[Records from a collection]
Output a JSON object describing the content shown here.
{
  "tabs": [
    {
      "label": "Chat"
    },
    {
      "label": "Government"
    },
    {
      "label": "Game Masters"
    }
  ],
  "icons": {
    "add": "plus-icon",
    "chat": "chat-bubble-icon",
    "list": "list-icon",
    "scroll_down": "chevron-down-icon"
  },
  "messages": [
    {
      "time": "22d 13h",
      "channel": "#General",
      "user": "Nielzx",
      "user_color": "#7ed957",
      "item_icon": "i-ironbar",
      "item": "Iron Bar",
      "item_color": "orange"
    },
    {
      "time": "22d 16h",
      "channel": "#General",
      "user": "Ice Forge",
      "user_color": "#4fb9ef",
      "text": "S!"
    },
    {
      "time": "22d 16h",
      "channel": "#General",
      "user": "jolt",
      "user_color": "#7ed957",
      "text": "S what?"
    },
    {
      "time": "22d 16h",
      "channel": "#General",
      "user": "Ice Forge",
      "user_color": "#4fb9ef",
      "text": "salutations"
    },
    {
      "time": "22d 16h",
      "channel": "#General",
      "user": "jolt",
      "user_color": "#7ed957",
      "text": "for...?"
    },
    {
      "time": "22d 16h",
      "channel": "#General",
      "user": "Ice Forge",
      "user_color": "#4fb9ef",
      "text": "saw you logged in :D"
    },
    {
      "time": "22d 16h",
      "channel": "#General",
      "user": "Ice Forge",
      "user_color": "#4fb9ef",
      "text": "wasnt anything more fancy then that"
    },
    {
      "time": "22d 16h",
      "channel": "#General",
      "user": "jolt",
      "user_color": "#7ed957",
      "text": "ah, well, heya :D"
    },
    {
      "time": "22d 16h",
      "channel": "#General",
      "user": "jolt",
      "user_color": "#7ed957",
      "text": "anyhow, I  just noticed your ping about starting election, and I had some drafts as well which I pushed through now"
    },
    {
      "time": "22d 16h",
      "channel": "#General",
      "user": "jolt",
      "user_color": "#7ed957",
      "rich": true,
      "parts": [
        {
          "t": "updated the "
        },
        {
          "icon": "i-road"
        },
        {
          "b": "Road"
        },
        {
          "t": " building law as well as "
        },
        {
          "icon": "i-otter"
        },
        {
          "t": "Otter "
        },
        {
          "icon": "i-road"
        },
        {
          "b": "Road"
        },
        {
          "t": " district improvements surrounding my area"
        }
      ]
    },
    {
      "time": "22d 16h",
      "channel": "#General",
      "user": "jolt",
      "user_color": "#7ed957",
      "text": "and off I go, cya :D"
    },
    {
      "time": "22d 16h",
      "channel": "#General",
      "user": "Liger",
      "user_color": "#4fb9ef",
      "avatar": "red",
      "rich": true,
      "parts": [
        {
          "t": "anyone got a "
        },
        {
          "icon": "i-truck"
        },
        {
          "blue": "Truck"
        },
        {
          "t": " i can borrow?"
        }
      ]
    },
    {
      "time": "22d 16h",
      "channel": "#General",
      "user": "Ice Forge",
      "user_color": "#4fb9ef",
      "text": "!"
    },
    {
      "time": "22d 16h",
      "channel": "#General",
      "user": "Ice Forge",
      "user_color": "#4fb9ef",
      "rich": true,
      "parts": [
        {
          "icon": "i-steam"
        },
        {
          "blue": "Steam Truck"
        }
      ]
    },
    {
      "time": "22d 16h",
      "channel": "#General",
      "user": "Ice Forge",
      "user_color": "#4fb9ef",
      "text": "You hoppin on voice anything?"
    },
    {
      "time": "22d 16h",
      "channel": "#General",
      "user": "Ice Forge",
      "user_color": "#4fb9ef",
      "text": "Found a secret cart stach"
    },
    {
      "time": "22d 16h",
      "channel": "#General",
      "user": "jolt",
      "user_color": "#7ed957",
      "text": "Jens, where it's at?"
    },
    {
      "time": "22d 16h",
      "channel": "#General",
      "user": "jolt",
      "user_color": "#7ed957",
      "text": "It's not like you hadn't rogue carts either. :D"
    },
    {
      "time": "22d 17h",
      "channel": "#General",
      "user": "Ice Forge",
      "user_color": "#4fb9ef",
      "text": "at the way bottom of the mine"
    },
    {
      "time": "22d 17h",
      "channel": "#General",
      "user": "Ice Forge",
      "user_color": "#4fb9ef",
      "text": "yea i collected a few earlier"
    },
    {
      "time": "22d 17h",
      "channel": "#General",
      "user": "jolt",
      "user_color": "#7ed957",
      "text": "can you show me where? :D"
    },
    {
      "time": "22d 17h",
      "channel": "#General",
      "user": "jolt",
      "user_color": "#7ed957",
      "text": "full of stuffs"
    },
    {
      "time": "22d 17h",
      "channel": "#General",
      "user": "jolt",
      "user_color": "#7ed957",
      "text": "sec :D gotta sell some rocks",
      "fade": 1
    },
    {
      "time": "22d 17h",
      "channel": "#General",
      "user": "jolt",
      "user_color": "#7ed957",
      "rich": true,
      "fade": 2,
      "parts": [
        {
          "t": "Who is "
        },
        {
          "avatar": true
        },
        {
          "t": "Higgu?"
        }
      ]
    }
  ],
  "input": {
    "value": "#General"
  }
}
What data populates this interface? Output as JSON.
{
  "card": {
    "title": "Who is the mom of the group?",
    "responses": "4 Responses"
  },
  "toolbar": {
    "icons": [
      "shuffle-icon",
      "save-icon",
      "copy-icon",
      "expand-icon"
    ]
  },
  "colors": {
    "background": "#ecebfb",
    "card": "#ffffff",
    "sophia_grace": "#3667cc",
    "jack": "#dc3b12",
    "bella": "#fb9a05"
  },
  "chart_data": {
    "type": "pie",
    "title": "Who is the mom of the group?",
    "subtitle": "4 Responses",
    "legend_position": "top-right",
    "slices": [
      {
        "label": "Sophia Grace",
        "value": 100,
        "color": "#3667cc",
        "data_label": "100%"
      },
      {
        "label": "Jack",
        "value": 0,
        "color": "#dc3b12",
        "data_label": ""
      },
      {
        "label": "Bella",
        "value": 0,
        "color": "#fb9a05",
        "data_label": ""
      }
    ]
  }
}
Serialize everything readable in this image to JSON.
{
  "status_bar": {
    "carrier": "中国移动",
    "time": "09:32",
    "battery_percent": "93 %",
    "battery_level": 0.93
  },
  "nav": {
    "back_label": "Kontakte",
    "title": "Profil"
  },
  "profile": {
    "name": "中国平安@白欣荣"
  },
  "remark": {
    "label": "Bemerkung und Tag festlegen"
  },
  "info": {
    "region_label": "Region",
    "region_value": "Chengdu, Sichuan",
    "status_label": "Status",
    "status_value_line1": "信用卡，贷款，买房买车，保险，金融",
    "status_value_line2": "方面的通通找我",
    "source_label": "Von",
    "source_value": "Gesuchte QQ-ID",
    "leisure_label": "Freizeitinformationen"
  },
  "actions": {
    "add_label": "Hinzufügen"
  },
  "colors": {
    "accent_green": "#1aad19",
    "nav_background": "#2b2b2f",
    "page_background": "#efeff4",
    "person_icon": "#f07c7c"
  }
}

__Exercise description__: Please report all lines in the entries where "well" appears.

__Exercise output__:
      "text": "ah, well, heya :D"
      "text": "anyhow, I  just noticed your ping about starting election, and I had some drafts as well which I pushed through now"
          "t": " building law as well as "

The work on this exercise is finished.